- Task to carry out:
Could you output every record again, exactly as given?

- Stored entries:

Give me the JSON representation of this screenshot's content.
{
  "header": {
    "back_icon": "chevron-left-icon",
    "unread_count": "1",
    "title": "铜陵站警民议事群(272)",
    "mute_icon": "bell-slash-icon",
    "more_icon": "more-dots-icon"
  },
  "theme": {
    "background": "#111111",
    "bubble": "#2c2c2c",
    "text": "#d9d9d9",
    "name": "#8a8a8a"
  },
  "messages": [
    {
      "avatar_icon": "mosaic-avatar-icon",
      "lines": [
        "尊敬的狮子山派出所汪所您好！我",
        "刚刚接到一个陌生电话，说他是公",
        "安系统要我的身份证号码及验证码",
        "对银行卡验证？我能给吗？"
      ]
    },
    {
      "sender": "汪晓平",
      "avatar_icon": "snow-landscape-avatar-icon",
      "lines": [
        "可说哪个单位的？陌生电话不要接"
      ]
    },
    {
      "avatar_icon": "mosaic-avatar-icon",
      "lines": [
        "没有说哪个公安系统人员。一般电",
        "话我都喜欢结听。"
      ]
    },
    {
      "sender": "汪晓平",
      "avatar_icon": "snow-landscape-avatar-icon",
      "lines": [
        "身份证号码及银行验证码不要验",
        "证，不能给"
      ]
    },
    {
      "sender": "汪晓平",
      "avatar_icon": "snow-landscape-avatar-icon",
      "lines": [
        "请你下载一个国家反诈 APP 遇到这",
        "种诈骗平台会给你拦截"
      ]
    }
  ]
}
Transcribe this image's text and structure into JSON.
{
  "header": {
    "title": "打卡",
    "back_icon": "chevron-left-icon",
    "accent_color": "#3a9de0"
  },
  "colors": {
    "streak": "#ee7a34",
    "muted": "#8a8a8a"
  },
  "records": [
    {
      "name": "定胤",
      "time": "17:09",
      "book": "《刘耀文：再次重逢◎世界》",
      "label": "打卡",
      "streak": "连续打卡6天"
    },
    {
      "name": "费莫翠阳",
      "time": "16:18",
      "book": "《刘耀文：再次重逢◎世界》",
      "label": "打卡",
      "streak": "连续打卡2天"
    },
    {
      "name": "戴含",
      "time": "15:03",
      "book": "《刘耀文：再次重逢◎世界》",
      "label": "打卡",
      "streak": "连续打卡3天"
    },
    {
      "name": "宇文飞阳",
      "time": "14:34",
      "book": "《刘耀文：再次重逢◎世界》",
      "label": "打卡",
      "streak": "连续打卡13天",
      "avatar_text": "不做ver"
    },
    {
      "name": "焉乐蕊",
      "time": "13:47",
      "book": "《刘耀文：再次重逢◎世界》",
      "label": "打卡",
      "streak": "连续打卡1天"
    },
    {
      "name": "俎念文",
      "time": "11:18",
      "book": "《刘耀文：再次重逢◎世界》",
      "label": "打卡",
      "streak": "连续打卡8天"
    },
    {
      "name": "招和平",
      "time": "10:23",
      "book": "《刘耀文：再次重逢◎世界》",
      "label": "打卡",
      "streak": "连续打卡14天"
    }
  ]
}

- Result:
Give me the JSON representation of this screenshot's content.
{
  "header": {
    "back_icon": "chevron-left-icon",
    "unread_count": "1",
    "title": "铜陵站警民议事群(272)",
    "mute_icon": "bell-slash-icon",
    "more_icon": "more-dots-icon"
  },
  "theme": {
    "background": "#111111",
    "bubble": "#2c2c2c",
    "text": "#d9d9d9",
    "name": "#8a8a8a"
  },
  "messages": [
    {
      "avatar_icon": "mosaic-avatar-icon",
      "lines": [
        "尊敬的狮子山派出所汪所您好！我",
        "刚刚接到一个陌生电话，说他是公",
        "安系统要我的身份证号码及验证码",
        "对银行卡验证？我能给吗？"
      ]
    },
    {
      "sender": "汪晓平",
      "avatar_icon": "snow-landscape-avatar-icon",
      "lines": [
        "可说哪个单位的？陌生电话不要接"
      ]
    },
    {
      "avatar_icon": "mosaic-avatar-icon",
      "lines": [
        "没有说哪个公安系统人员。一般电",
        "话我都喜欢结听。"
      ]
    },
    {
      "sender": "汪晓平",
      "avatar_icon": "snow-landscape-avatar-icon",
      "lines": [
        "身份证号码及银行验证码不要验",
        "证，不能给"
      ]
    },
    {
      "sender": "汪晓平",
      "avatar_icon": "snow-landscape-avatar-icon",
      "lines": [
        "请你下载一个国家反诈 APP 遇到这",
        "种诈骗平台会给你拦截"
      ]
    }
  ]
}
Transcribe this image's text and structure into JSON.
{
  "header": {
    "title": "打卡",
    "back_icon": "chevron-left-icon",
    "accent_color": "#3a9de0"
  },
  "colors": {
    "streak": "#ee7a34",
    "muted": "#8a8a8a"
  },
  "records": [
    {
      "name": "定胤",
      "time": "17:09",
      "book": "《刘耀文：再次重逢◎世界》",
      "label": "打卡",
      "streak": "连续打卡6天"
    },
    {
      "name": "费莫翠阳",
      "time": "16:18",
      "book": "《刘耀文：再次重逢◎世界》",
      "label": "打卡",
      "streak": "连续打卡2天"
    },
    {
      "name": "戴含",
      "time": "15:03",
      "book": "《刘耀文：再次重逢◎世界》",
      "label": "打卡",
      "streak": "连续打卡3天"
    },
    {
      "name": "宇文飞阳",
      "time": "14:34",
      "book": "《刘耀文：再次重逢◎世界》",
      "label": "打卡",
      "streak": "连续打卡13天",
      "avatar_text": "不做ver"
    },
    {
      "name": "焉乐蕊",
      "time": "13:47",
      "book": "《刘耀文：再次重逢◎世界》",
      "label": "打卡",
      "streak": "连续打卡1天"
    },
    {
      "name": "俎念文",
      "time": "11:18",
      "book": "《刘耀文：再次重逢◎世界》",
      "label": "打卡",
      "streak": "连续打卡8天"
    },
    {
      "name": "招和平",
      "time": "10:23",
      "book": "《刘耀文：再次重逢◎世界》",
      "label": "打卡",
      "streak": "连续打卡14天"
    }
  ]
}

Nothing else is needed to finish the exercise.